Other polling indicates a lot of voters are still fuzzy on the details of Medicare-for-all, like whether it would get rid of private coverage. Support for the proposal still seems fluid, with push polls finding attacks on single-payer do significantly drive down support. The “must-have” number from the Iowa survey — 48 percent — reveals a lot of Democratic voters who aren’t making single-payer a deciding factor. Joe Biden, doing well with and focusing on the party’s older and moderate voters, is building his candidacy with voters like that.
Polling from public-opinion researcher Michael Perry, not done for any outside group, found Democratic voters saying that they would focus on improving Obamacare over passing single-payer in the near term. The Sanders wing is now questioning Warren’s commitment to Medicare-for-all, but so far, the 2020 polls show Warren and Sanders splitting voters who identify as progressive or liberal.
Still, health care reform has been politically challenging and historically an electoral loser, as Democrats and Republicans saw in 2010 and 2018, respectively. And whether Medicare-for-all can actually pass — or whether a more incremental option is the only thing that could clear a narrowly Democratic Senate with a solid cohort of centrist members — is a very different question. Sens. Joe Manchin of West Virginia and Kyrsten Sinema of Arizona, for starters, don’t sound onboard with single-payer right now. They just got elected for a barely-started six-year term.
A Sanders administration would also need a Democratic Senate to change the Senate’s procedural rules, which currently set a 60-vote threshold for most bills, to pass the best version of Medicare-for-all — and on that subject, eliminating the Senate filibuster, Sanders is actually more wary than Warren.
But there’s also a large chance this could all be moot. Democrats will need to be a little lucky to win the Senate at all. If they don’t, Senate Republican leader Mitch McConnell relishes the chance to block progressive — he’d call it “socialist” — legislation, as we’ve seen with a Democratic House. President Donald Trump has already called out “socialist” single-payer in his 2020 reelection launch speech.
It might seem strange for Democrats like Sanders and Warren who sponsor the same plan to be “debating” an issue. In this crowded field with a lot of policy overlap, campaigns are looking for every opening to stick out to voters.
But the party broadly does still has real differences not only on the best political path, but the right policy.

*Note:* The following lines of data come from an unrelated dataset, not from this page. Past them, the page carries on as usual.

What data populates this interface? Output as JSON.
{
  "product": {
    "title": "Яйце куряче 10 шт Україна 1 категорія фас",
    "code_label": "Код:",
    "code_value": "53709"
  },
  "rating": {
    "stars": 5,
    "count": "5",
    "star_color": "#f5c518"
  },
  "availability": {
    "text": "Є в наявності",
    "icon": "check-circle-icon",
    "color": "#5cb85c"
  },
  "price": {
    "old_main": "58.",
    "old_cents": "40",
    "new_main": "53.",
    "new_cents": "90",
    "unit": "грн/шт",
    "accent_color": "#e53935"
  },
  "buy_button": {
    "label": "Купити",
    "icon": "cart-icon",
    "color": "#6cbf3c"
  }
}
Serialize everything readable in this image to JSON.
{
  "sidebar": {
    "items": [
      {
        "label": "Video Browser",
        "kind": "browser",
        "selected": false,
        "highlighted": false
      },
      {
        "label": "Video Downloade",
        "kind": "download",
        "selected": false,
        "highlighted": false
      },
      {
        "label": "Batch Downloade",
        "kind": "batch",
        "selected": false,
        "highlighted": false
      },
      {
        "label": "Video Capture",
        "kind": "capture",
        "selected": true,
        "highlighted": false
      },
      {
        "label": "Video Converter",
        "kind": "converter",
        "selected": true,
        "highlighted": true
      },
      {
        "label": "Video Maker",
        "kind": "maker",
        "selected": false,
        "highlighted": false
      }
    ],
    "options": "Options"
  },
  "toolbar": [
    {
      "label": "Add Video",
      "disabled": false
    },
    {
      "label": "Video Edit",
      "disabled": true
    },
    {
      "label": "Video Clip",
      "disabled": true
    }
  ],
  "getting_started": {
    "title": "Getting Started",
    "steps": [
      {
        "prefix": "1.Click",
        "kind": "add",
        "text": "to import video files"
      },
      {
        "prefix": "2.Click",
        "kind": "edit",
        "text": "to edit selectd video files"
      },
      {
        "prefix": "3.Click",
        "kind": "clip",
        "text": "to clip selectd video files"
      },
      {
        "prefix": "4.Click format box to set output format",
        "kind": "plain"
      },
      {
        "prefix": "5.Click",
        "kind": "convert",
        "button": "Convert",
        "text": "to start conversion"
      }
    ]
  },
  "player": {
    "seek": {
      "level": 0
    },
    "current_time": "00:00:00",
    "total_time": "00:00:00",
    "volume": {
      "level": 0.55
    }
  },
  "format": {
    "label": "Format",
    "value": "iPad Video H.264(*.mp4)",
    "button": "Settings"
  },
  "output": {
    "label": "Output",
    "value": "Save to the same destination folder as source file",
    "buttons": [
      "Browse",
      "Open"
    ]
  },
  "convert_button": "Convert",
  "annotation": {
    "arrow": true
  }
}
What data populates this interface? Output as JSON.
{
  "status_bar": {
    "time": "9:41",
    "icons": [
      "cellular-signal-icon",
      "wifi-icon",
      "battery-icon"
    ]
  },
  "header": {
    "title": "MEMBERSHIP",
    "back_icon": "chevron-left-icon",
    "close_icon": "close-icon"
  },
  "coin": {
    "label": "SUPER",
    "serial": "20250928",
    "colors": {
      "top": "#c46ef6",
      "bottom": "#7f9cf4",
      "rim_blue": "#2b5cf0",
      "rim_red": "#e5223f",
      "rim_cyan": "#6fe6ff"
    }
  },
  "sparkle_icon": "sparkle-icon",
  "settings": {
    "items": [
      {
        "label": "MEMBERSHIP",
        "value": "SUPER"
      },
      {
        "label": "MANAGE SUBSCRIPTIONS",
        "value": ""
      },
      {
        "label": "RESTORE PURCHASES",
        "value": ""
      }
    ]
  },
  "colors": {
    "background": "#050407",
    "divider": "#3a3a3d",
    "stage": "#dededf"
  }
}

Center-left Democrats really want to preserve a big role for private insurance. The candidates are asking elemental questions among themselves about the free market and the role it should have in providing health care to Americans.